Coram joins call for government support for ‘unseen teens’ falling through the cracks

Published: Tuesday 30th April 2019

Coram is one of 13 charities who are today calling on the government to do more to ease the transition into adulthood of 16 and 17 year-olds, who frequently face issues such as mental ill health, poverty and homelessness with inadequate support.

Coram has contributed its expertise on the challenges faced by 16 and 17 year-olds who need to navigate the asylum and immigration system to “Transitions into adulthood”, a report coordinated by the Children’s Society which sets out the case for a cross-departmental taskforce to be responsible for easing this key transitional period in young people’s lives.

Coram Children’s Legal Centre (CCLC) works daily with this age group, and its contribution to the report sets out how the complexities of the system mean that many are highly vulnerable if they transition into adulthood with unresolved immigration issues. Each year between 2,000 and 3,000 unaccompanied young people claim asylum in the UK, the majority of whom end up looked after by a local authority under section 20 of the Children Act 1989. There are thousands more children who are in care but are ‘undocumented’ – living without regular immigration status – and will urgently need legal support.
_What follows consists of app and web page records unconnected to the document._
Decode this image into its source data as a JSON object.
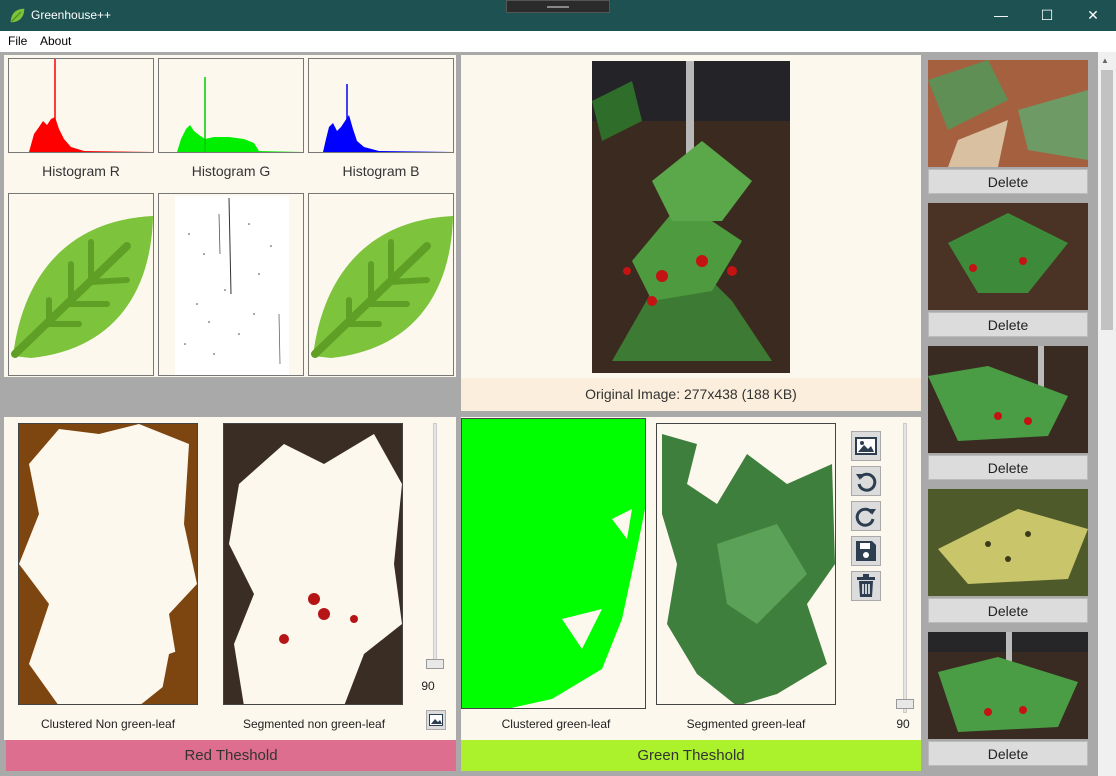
{
  "window": {
    "title": "Greenhouse++",
    "controls": {
      "minimize": "—",
      "maximize": "☐",
      "close": "✕"
    }
  },
  "menu": {
    "file": "File",
    "about": "About"
  },
  "histograms": {
    "r_label": "Histogram R",
    "g_label": "Histogram G",
    "b_label": "Histogram B"
  },
  "original": {
    "caption": "Original Image: 277x438 (188 KB)"
  },
  "red_section": {
    "clustered_label": "Clustered Non green-leaf",
    "segmented_label": "Segmented non green-leaf",
    "slider_value": "90",
    "threshold_label": "Red Theshold",
    "color": "#dd6e8f"
  },
  "green_section": {
    "clustered_label": "Clustered green-leaf",
    "segmented_label": "Segmented green-leaf",
    "slider_value": "90",
    "threshold_label": "Green Theshold",
    "color": "#abf22d"
  },
  "gallery": {
    "items": [
      {
        "delete_label": "Delete"
      },
      {
        "delete_label": "Delete"
      },
      {
        "delete_label": "Delete"
      },
      {
        "delete_label": "Delete"
      },
      {
        "delete_label": "Delete"
      }
    ]
  }
}
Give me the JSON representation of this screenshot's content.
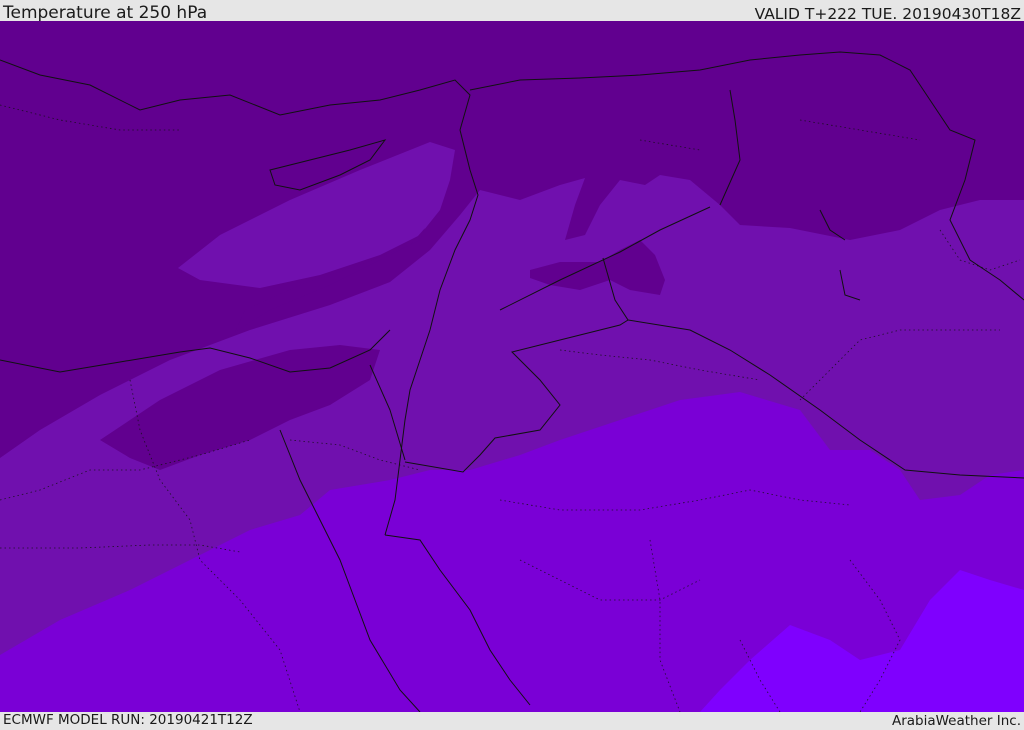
{
  "header": {
    "title": "Temperature at 250 hPa",
    "valid_time": "VALID T+222 TUE. 20190430T18Z"
  },
  "footer": {
    "model_run": "ECMWF MODEL RUN: 20190421T12Z",
    "credit": "ArabiaWeather Inc."
  },
  "map": {
    "colors": {
      "band_coldest": "#61008f",
      "band_cold": "#7010ae",
      "band_mid": "#7a00d6",
      "band_warm": "#7f00fe",
      "boundary": "#111111"
    }
  }
}
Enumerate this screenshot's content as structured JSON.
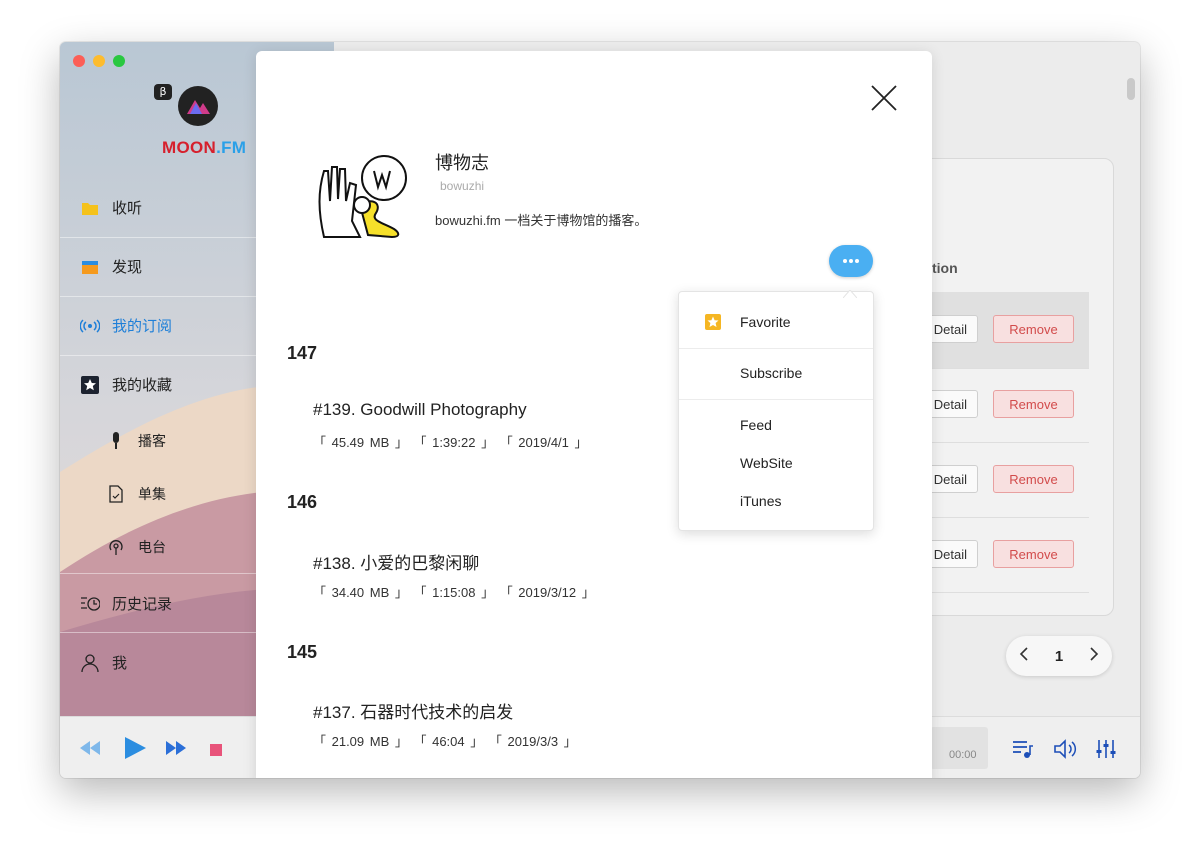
{
  "app": {
    "brand_part1": "MOON",
    "brand_part2": ".FM",
    "beta_label": "β"
  },
  "sidebar": {
    "items": [
      {
        "label": "收听",
        "icon": "folder-icon"
      },
      {
        "label": "发现",
        "icon": "box-icon"
      },
      {
        "label": "我的订阅",
        "icon": "broadcast-icon"
      },
      {
        "label": "我的收藏",
        "icon": "star-icon"
      },
      {
        "label": "播客",
        "icon": "microphone-icon"
      },
      {
        "label": "单集",
        "icon": "file-icon"
      },
      {
        "label": "电台",
        "icon": "radio-icon"
      },
      {
        "label": "历史记录",
        "icon": "history-icon"
      },
      {
        "label": "我",
        "icon": "user-icon"
      }
    ]
  },
  "background": {
    "column_header": "tion",
    "detail_label": "Detail",
    "remove_label": "Remove",
    "page": "1",
    "time": "00:00"
  },
  "podcast": {
    "title": "博物志",
    "subtitle": "bowuzhi",
    "description": "bowuzhi.fm 一档关于博物馆的播客。"
  },
  "more_menu": {
    "favorite": "Favorite",
    "subscribe": "Subscribe",
    "feed": "Feed",
    "website": "WebSite",
    "itunes": "iTunes"
  },
  "episodes": [
    {
      "number": "147",
      "title": "#139. Goodwill Photography",
      "meta": "「 45.49 MB 」 「 1:39:22 」 「 2019/4/1 」"
    },
    {
      "number": "146",
      "title": "#138. 小爱的巴黎闲聊",
      "meta": "「 34.40 MB 」 「 1:15:08 」 「 2019/3/12 」"
    },
    {
      "number": "145",
      "title": "#137. 石器时代技术的启发",
      "meta": "「 21.09 MB 」 「 46:04 」 「 2019/3/3 」"
    }
  ],
  "colors": {
    "accent": "#1e7fd8",
    "brand_red": "#d6202d",
    "brand_blue": "#2aa0e8",
    "remove_red": "#d24b4b",
    "more_button": "#4aaff2"
  }
}
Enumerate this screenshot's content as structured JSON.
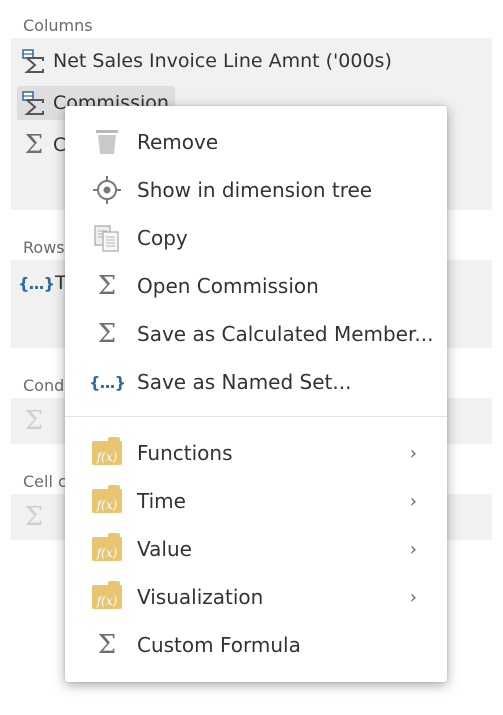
{
  "columns": {
    "label": "Columns",
    "items": [
      {
        "label": "Net Sales Invoice Line Amnt ('000s)",
        "icon": "calc-measure-icon"
      },
      {
        "label": "Commission",
        "icon": "calc-measure-icon",
        "selected": true
      },
      {
        "label": "C",
        "icon": "sigma-icon"
      }
    ]
  },
  "rows": {
    "label": "Rows",
    "items": [
      {
        "label": "T",
        "icon": "named-set-icon"
      }
    ]
  },
  "conditions": {
    "label": "Cond"
  },
  "cell": {
    "label": "Cell c"
  },
  "menu": {
    "items": [
      {
        "label": "Remove",
        "icon": "trash-icon"
      },
      {
        "label": "Show in dimension tree",
        "icon": "target-icon"
      },
      {
        "label": "Copy",
        "icon": "copy-icon"
      },
      {
        "label": "Open Commission",
        "icon": "sigma-icon"
      },
      {
        "label": "Save as Calculated Member...",
        "icon": "sigma-icon"
      },
      {
        "label": "Save as Named Set...",
        "icon": "named-set-icon"
      }
    ],
    "submenus": [
      {
        "label": "Functions",
        "icon": "fx-folder-icon",
        "chevron": "›"
      },
      {
        "label": "Time",
        "icon": "fx-folder-icon",
        "chevron": "›"
      },
      {
        "label": "Value",
        "icon": "fx-folder-icon",
        "chevron": "›"
      },
      {
        "label": "Visualization",
        "icon": "fx-folder-icon",
        "chevron": "›"
      }
    ],
    "custom": {
      "label": "Custom Formula",
      "icon": "sigma-icon"
    }
  },
  "glyphs": {
    "sigma": "Σ",
    "braces": "{...}",
    "fx": "f(x)"
  },
  "colors": {
    "panel": "#f1f1f1",
    "selected": "#dedede",
    "fx_folder": "#e8c56e",
    "named_set": "#2b6aa5"
  }
}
Coram highlights that both young people and social workers lack an understanding of the asylum and immigration system, and 16 and 17 year olds can face the threat of having their leaving care support cut off, or being removed from the country, at the age of 18.

Kamena Dorling, Head of Policy and Public Affairs at Coram, says:

“Local authorities must take steps to ensure that all children in their care subject to immigration control are identified and assisted to secure their status in the UK, including access to legal advice and representation. 

“Many children turn 18 and leave care without the necessary transition planning and over half of children in care do not know they have the right to an independent advocate. In addition to the excellent recommendations in this report, Coram is calling for a duty on local authorities to provide an ‘active offer’ of advocacy to ensure that all children and young people are always offered advocacy support when they come into care and at key transition points."

Along with the other charities that are part of the campaign, Coram hope to encourage the government to work together across departments in supporting young people as they move on to adult life, creating a future where they have the best chances to succeed.  

You can read the full support from the Children’s Society here and an open letter to the Guardian signed by all the charities calling the government for action here.